§ PROMPT
Whenever a line below holds the word "state", copy that line.

====

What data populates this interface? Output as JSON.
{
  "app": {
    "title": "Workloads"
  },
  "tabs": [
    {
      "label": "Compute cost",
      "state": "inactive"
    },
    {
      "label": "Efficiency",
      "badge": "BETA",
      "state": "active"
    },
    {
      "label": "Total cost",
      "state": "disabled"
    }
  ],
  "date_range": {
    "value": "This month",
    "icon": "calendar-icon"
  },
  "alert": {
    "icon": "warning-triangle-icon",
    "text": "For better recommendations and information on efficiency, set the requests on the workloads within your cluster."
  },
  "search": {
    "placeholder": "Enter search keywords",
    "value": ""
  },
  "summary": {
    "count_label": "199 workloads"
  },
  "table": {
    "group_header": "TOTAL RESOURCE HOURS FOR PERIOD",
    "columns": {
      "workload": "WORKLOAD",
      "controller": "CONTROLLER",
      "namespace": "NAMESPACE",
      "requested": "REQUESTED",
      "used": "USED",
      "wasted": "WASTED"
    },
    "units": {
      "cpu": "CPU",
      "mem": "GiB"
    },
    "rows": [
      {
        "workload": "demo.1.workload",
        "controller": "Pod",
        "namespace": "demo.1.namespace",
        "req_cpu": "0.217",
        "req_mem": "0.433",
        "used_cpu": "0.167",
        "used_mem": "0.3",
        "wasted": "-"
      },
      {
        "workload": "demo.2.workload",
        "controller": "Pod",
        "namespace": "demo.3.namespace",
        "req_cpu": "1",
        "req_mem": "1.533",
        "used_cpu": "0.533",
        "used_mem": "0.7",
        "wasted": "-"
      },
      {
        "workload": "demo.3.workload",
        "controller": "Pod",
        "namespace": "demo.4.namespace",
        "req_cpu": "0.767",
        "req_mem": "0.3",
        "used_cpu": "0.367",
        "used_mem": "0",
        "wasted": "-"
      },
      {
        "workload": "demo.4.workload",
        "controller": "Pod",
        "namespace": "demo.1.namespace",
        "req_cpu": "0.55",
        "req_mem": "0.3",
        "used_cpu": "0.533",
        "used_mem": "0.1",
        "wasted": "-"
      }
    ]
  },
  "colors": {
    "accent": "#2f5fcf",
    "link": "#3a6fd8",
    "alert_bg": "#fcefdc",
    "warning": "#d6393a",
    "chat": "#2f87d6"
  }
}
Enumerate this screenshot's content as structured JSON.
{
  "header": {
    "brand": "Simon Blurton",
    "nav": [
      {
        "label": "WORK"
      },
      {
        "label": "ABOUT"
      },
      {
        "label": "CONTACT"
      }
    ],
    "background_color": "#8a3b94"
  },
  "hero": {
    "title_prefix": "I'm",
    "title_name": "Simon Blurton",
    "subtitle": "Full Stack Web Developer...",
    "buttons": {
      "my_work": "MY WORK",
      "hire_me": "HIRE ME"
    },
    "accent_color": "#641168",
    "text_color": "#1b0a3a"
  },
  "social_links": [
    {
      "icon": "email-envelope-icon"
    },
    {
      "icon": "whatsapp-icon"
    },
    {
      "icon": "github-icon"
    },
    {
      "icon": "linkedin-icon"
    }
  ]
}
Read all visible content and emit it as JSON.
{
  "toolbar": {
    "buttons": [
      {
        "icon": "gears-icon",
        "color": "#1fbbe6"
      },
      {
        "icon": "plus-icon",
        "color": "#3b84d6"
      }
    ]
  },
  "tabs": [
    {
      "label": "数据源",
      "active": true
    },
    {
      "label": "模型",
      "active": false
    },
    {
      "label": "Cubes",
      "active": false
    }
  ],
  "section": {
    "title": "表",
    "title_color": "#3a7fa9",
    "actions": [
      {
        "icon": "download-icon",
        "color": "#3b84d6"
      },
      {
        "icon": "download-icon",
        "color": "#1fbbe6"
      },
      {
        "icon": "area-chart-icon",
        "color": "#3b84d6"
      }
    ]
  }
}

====

§ TASK SOLUTION
      "state": "inactive"
      "state": "active"
      "state": "disabled"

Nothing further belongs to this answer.